Regaining the Joy of Ministry, Part 1

From Voice magazine, May/June 2016. Used by permission.

You started ministry enjoying the calling given by God to those who shepherd his flock. You enjoyed communicating God’s Word each week. You fell in love with the people. Every week you rejoiced that God would enable you to give your life to the very thing you love.

With time, however, the struggles mount and the discouragements continue such that ministry soon moves from a joy-filled activity to little more than a duty thrust upon you. You begin to see ministry as merely a task to perform rather than also a privilege and calling from God. While Paul saw ministry as a gift graciously given to him (Ephesians 3:7), when going through trials in ministry you begin to wonder if it is a curse. You soon lose the joy of ministry. But is that God’s intent? Did he call you to do something where there is no joy in the task? Are you to begrudgingly go about the day “suffering for Jesus” with the hope that you will only experience the joy of Christ in the eschatological future? Read more about Regaining the Joy of Ministry, Part 1

Carnal Christians: A Pastoral Perspective

From In the Nick of Time, Central Baptist Theological Seminary. Read the series.

I have read with interest the recent exchange in this newsletter on the validity of two-category Christianity. Dr. Hauser argues that Paul’s letter to the Corinthians supports the recognition of two different classes of Christians: the spiritual and the carnal. Dr. Pratt contends that Christians must bear fruit, and that while all Christians sin, there is no biblical reason to think that a Christian can exist in a perpetual state of carnality.

In this essay, I will use the term Keswick as shorthand for the two-category view of sanctification, and Reformed to refer to the position that all Christians are essentially of one type, despite differing in spiritual maturity. Each of these terms normally suggests further theological commitments, but these are not implied in my restricted usage here. And just to play with an open hand, my allegiance lies with the Reformed position.

What I want to consider here are the pastoral implications of this debate. Ideas have consequences, and theological ideas have particularly sharp pastoral consequences.
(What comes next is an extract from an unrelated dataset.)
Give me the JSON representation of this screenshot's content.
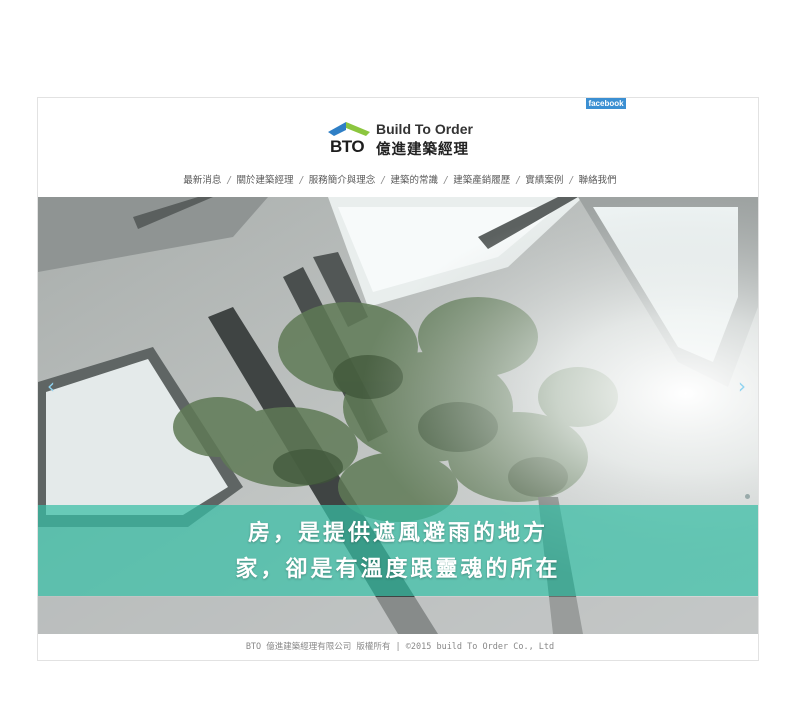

While it is invalid to determine the truth of a theological claim based solely on its practical implications, I actually think there is some common ground in practice between the Reformed and Keswick positions that might help clarify where the debate between them really lies. Read more about Carnal Christians: A Pastoral Perspective

Self Defense and the Christian, Part 3

From Baptist Bulletin, March/April 2016, used by permission. All rights reserved. Read Part 1 and Part 2.

Other Considerations

We might wish for more clear texts in the New Testament that are addressed explicitly to the question of self-defense. But since we do not have such data without forcing texts to discuss matters they are not intended to address, a Christian perspective of the question of self-defense must be more indirect. Thus, we shift now from exegesis to an analysis of the social, theological, and ethical concerns.

Contemporary Social & Pragmatic Concerns

We will first address some of the concerns of contemporary American society and note implications of the American social setting. These issues are today discussed almost entirely in terms of defensive weapons, most commonly handguns, though any lethal weapons (knives, long guns, etc.) are relevant. Read more about Self Defense and the Christian, Part 3